    • Moo Moos do the BEST milkshakes. Better than Shakeaway and all the others. They're in the Covered Market - go go go!
    • An Oxford institution is G&Ds. There are 3 branches across the city, all with slightly different names, but they do amazing ice cream, sundaes, and bagels! A must do!
    • For afternoon tea, The Randolph does a cracking selection, but it's a little pricey. Other options include The Grand Cafe, which is pretty swish; The Rose, which is a cute little cafe on the High Street, and Vaults Cafe and Garden, which is right next to the Radcliffe Camera.
    • Dinner wise, it depends what you're after. With the new addition of the Westgate, Oxford has now got a huge selection of chain restaurants, but if you want something independent, there's plenty on offer. For American food, I absolutely 100% recommend Atomic Burger on the Cowley Road, or Oxford Blue Smokehouse. A HUGE Oxford favourite is Oli's Thai, just off the Cowley Road - it's so popular, there's like a 3 month waiting list, so book in advance! For Tapas, I recommend Al Andalus on Little Clarendon Street, or Arbequina on the Cowley Road. And for something fancy/romantic, go for Gee's on the Banbury Road (it's also highly instagrammable if that's your thing too).

    Cocktail O'Clock

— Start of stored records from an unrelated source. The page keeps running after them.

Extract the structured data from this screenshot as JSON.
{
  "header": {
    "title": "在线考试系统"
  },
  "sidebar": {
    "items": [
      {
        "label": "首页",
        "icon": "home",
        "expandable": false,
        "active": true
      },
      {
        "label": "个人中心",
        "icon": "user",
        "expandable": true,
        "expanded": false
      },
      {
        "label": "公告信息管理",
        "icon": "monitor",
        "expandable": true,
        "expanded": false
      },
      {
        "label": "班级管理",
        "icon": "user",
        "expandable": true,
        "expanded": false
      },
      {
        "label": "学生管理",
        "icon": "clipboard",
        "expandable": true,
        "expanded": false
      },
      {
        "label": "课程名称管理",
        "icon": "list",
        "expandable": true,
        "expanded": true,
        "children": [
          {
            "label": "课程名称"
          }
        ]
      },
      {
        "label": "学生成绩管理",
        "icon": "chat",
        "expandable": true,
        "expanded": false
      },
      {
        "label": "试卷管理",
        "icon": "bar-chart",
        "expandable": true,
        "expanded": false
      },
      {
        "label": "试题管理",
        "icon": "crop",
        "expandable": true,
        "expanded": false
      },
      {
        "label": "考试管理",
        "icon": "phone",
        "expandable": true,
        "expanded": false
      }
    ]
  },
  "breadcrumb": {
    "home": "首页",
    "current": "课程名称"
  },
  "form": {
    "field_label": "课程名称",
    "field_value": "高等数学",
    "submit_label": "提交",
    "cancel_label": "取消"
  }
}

    • Jericho is popular for its drinking scene. I love Raoul's Bar as they have a HUGE menu full of things you'd never try anywhere else. Angel's and The Oxford Wine Cafe are also good spots too!
    • I went to The House bar just off the High Street to celebrate my 24th birthday with friends, and really loved it! The decor is really lovely, the drinks menu is varied, and it's decently priced. Another hidden gem is the new bar called Under The Shop which is under Pint Shop on George Street. Very cute decor, and a very reasonably priced menu...
    • Somewhere you absolutely must go is The Varsity Club, and in particular, its rooftop bar. Here you can have a cocktail overlooking all the spires of Oxford, and it really is one of the best views of the city. Perfect in the summer!


    • Everyone and their mothers usually go for a trip to Blenheim Palace, which to be fair, is pretty nice. You can get passes to explore the palace and the grounds, and there are buses from the city centre. Also worth a visit to the nearby town of Woodstock too, as they have some nice pubs and boutiques.
    • If you're going as far as Blenners, you may as well go to Bladon, to see Winston Churchill's grave, particularly if you're into your history.
    • A lot of people make the trip to Bicester Village, which is a designer shopping outlet filled with all the fashion designer stores you could think of, at a fraction of the price. You can get a train there from Oxford station, and it takes about 15-20 mins.

    If you liked this post, don't forget to pin it!

    M x